Interface dataset entries

____

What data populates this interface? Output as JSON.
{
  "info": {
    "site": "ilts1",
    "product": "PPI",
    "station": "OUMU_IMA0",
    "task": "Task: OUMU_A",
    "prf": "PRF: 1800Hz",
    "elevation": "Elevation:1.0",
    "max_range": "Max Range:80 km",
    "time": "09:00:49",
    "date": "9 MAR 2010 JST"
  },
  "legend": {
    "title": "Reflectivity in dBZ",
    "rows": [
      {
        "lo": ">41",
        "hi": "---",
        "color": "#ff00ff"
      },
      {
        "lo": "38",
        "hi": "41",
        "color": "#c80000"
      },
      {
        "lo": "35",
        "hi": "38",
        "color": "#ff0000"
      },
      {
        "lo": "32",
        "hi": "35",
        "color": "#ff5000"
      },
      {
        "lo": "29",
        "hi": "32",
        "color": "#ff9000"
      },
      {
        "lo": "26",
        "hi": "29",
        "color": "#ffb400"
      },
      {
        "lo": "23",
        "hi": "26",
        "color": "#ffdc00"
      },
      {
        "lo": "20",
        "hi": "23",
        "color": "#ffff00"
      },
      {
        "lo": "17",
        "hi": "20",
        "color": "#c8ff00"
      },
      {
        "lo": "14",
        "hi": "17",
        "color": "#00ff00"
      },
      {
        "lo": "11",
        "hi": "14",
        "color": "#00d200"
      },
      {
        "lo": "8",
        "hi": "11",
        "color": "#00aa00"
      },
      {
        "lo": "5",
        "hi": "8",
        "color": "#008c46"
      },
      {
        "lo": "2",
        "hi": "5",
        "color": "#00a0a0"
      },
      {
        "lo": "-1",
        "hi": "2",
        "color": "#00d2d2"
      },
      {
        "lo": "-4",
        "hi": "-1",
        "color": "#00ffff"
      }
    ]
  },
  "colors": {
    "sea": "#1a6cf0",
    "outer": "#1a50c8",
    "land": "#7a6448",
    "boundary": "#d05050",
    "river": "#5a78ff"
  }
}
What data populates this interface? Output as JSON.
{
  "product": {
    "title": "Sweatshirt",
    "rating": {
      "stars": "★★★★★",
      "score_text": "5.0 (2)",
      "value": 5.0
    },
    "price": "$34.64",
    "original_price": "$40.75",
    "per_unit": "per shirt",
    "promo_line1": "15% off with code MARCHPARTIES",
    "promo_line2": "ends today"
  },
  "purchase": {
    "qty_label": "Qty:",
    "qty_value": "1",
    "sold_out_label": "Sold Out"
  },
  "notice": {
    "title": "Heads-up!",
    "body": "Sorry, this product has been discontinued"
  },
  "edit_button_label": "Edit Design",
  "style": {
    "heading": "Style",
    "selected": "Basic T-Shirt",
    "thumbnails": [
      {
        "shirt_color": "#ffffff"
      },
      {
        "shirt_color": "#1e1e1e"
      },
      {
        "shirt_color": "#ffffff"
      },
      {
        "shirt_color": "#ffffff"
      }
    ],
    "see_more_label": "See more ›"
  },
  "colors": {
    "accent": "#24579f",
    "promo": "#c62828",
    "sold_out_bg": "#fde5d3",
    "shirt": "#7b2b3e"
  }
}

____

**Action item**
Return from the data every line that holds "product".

**Reply to the task**
    "product": "PPI",
  "product": {
    "body": "Sorry, this product has been discontinued"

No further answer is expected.